As Carmen Rodgers shares in our video interview, she does want to reach you too and has released what will serve as a splendid introduction in the form of her new EP, aptly called, Hello Human Vol. 1. For many fans it will be a welcome reunion as this is her first project since the drop of Stargazer in 2015. The time in between is certainly a testament to how busy the talented artist has been performing and touring.  

Really, be it newcomer or already snagged, Rodgers has something for you both on the project, offering her beautifully toned, wonderfully skilled, and mesmeric vocals in a context of hip progressive soul with a classic appeal. The collection keenly explores the very human condition as it pertains to relationships, something Rodgers admits is a favored subject, with tracks like the clever, role reversed, “No Good” and lead single, “Again and Again” produced by Nicolay. However, it also features in the epic track, “Say So” especially earnest advice in the wake of the adversity 2020 unearthed and the unknowing canvas the new year is still constructing. Carmen Rodgers, of course, hopes you’ll embrace all of Hello Human, Vol 1, but in the I SPY SOUL interview she explains why she believes, “Say So” is so important for us all, herself included, especially now. She also shares what inspires her writing and the kind of artist she isn’t afraid to be called.

Check out Hello Human Vol. 1 on all major platforms including HERE on Spotify

And for more about Carmen Rodgers visit her website @

Conya Doss makes it CLEAR, she’s back . . . again

Acclaimed vocalist, songwriter and long affectionately proclaimed,  “Queen of Indie Soul,” Conya Doss has been featured on these pages more than once and for good reason. Every time she even hints at a new project her ardent fans want to know more. That’s because they know they’re in for another gem to be dropped from the Ohio native and since her debut CD, A Poem For Ms. Doss back in 2002, she’s been proving them right. 

She recently teamed up for the debut, EP release of Oscar Stiele aka Oskeyz called, 6019, just last month. Oskeyz is an accomplished keyboard player, producer and music director from the UK who has worked with a number of premiere R&B/Soul artists including Lalah Hathaway, Ledisi, Jazmine Sullivan, Tweet, Jon B, Eric Roberson, and Raheem DeVaughn, to name a few.

6019 is a fantastic outing that will certainly keep fans of Doss satisfied until her own next project hinted at coming later in 2021 and bring solid notice to Oskeyz as an out front artist.  Throughout the project the talented producer provides a canvas of fertile beats and soulful, affecting melodies for Doss to lay her now trademark genuine tone and skilled delivery upon.  The collaboration proves to be a winning combination that once again finds Doss submitting her classic, engaging sound through the lens of a fresh approach.

Check out the project 6019 from Oskeyz and Conya Doss on Spotify and all other major music platforms

We caught up with Conya Doss in 2018 upon the release of her last project, CLEAR, which is yet another, needless to say, standard winner from her.
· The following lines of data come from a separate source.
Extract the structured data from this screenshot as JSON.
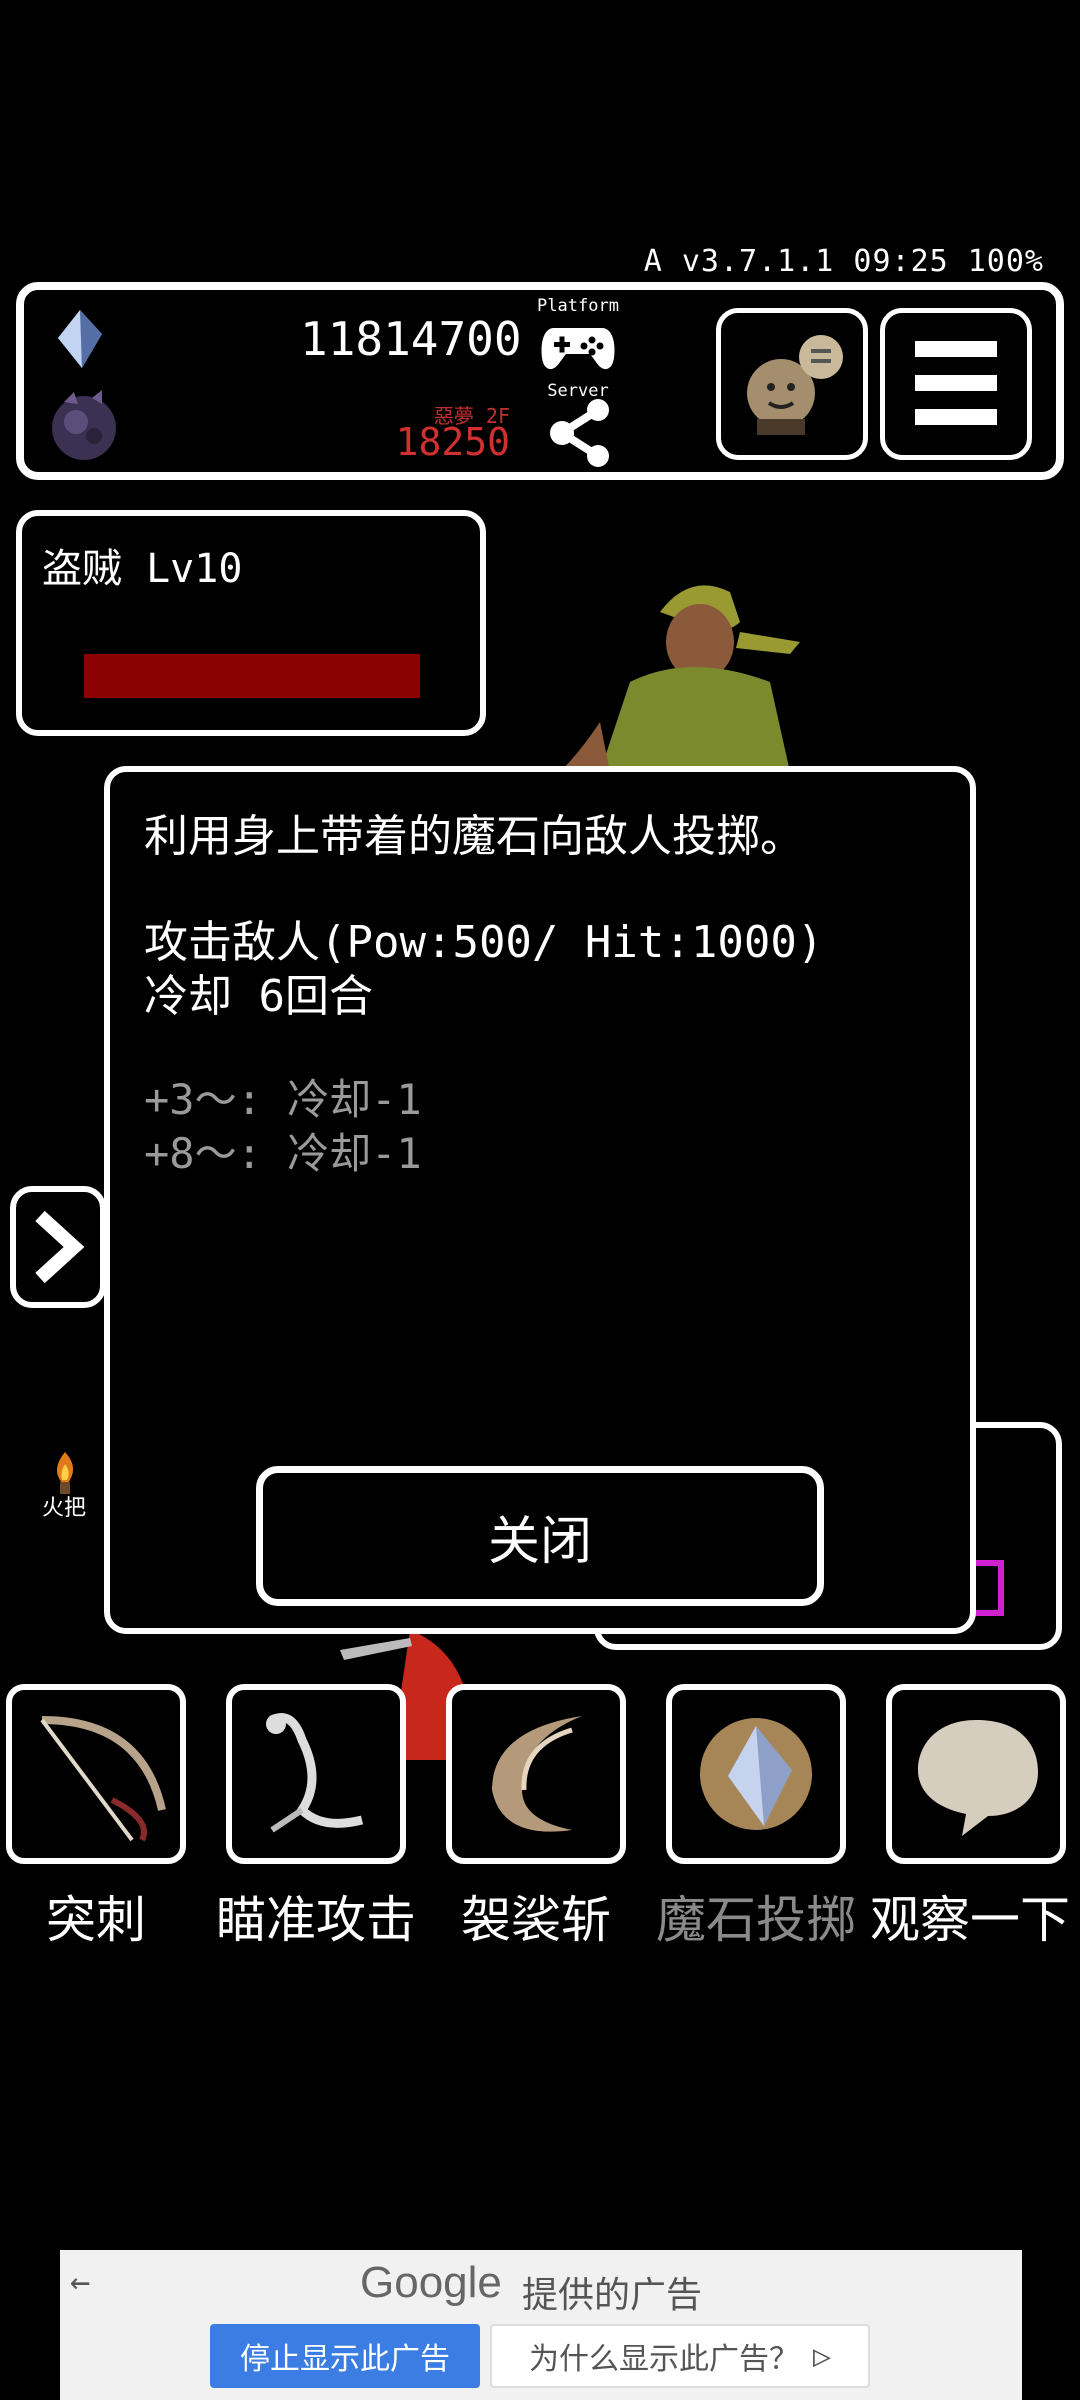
{
  "status": {
    "text": "A v3.7.1.1 09:25 100%"
  },
  "topbar": {
    "gold": "11814700",
    "floor": "惡夢 2F",
    "points": "18250",
    "platform_label": "Platform",
    "server_label": "Server"
  },
  "enemy": {
    "name": "盗贼 Lv10",
    "hp_fraction": 1.0
  },
  "dialog": {
    "description": "利用身上带着的魔石向敌人投掷。",
    "attack": "攻击敌人(Pow:500/ Hit:1000)",
    "cooldown": "冷却 6回合",
    "bonus1": "+3～: 冷却-1",
    "bonus2": "+8～: 冷却-1",
    "close_label": "关闭"
  },
  "side": {
    "torch_label": "火把"
  },
  "skills": [
    {
      "label": "突刺",
      "icon": "bow-icon",
      "enabled": true
    },
    {
      "label": "瞄准攻击",
      "icon": "scorpion-icon",
      "enabled": true
    },
    {
      "label": "袈裟斩",
      "icon": "slash-icon",
      "enabled": true
    },
    {
      "label": "魔石投掷",
      "icon": "magic-stone-icon",
      "enabled": false
    },
    {
      "label": "观察一下",
      "icon": "speech-bubble-icon",
      "enabled": true
    }
  ],
  "ad": {
    "google": "Google",
    "by": "提供的广告",
    "stop": "停止显示此广告",
    "why": "为什么显示此广告？"
  },
  "colors": {
    "hp": "#8b0000",
    "points": "#d03030",
    "ad_button": "#3b7de2",
    "disabled_text": "#9a9a9a"
  }
}
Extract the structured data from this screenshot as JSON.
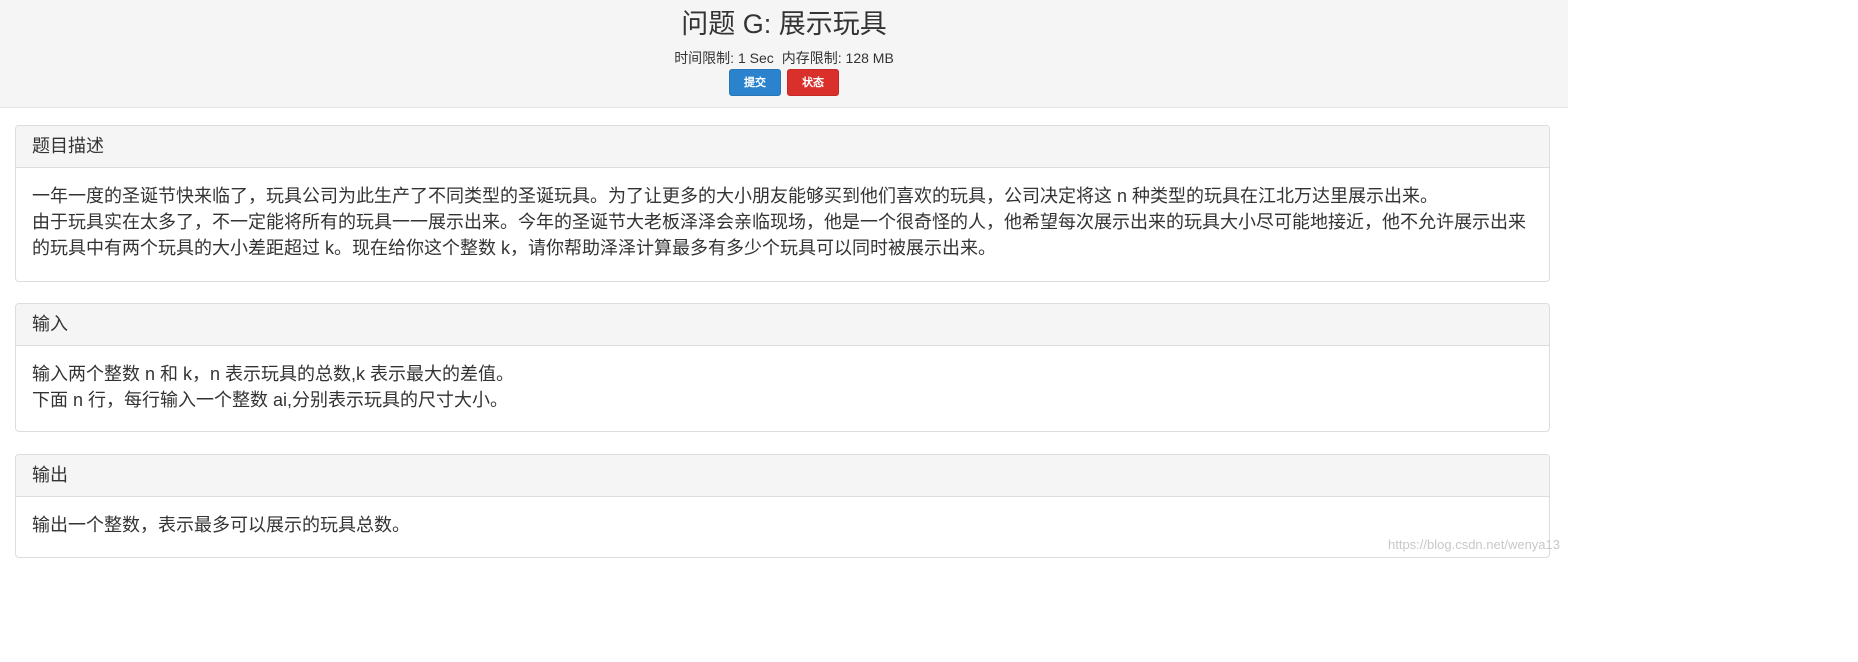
{
  "header": {
    "title": "问题 G: 展示玩具",
    "time_limit": "时间限制: 1 Sec",
    "memory_limit": "内存限制: 128 MB",
    "submit_label": "提交",
    "status_label": "状态"
  },
  "sections": {
    "description": {
      "heading": "题目描述",
      "lines": [
        "一年一度的圣诞节快来临了，玩具公司为此生产了不同类型的圣诞玩具。为了让更多的大小朋友能够买到他们喜欢的玩具，公司决定将这 n 种类型的玩具在江北万达里展示出来。",
        "由于玩具实在太多了，不一定能将所有的玩具一一展示出来。今年的圣诞节大老板泽泽会亲临现场，他是一个很奇怪的人，他希望每次展示出来的玩具大小尽可能地接近，他不允许展示出来的玩具中有两个玩具的大小差距超过 k。现在给你这个整数 k，请你帮助泽泽计算最多有多少个玩具可以同时被展示出来。"
      ]
    },
    "input": {
      "heading": "输入",
      "lines": [
        "输入两个整数 n 和 k，n 表示玩具的总数,k 表示最大的差值。",
        "下面 n 行，每行输入一个整数 ai,分别表示玩具的尺寸大小。"
      ]
    },
    "output": {
      "heading": "输出",
      "lines": [
        "输出一个整数，表示最多可以展示的玩具总数。"
      ]
    }
  },
  "watermark": "https://blog.csdn.net/wenya13",
  "colors": {
    "submit": "#2a83cc",
    "status": "#d9302c",
    "panel_heading_bg": "#f5f5f5",
    "border": "#dddddd"
  }
}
Hearing 6019 encouraged revisiting that feature as part of something we call THE SOUL SEEN. If you somehow missed this the first time this will give you a glimpse into what makes Ms. Doss the outstanding artist she is. 

Continue reading “Conya Doss makes it CLEAR, she’s back . . . again”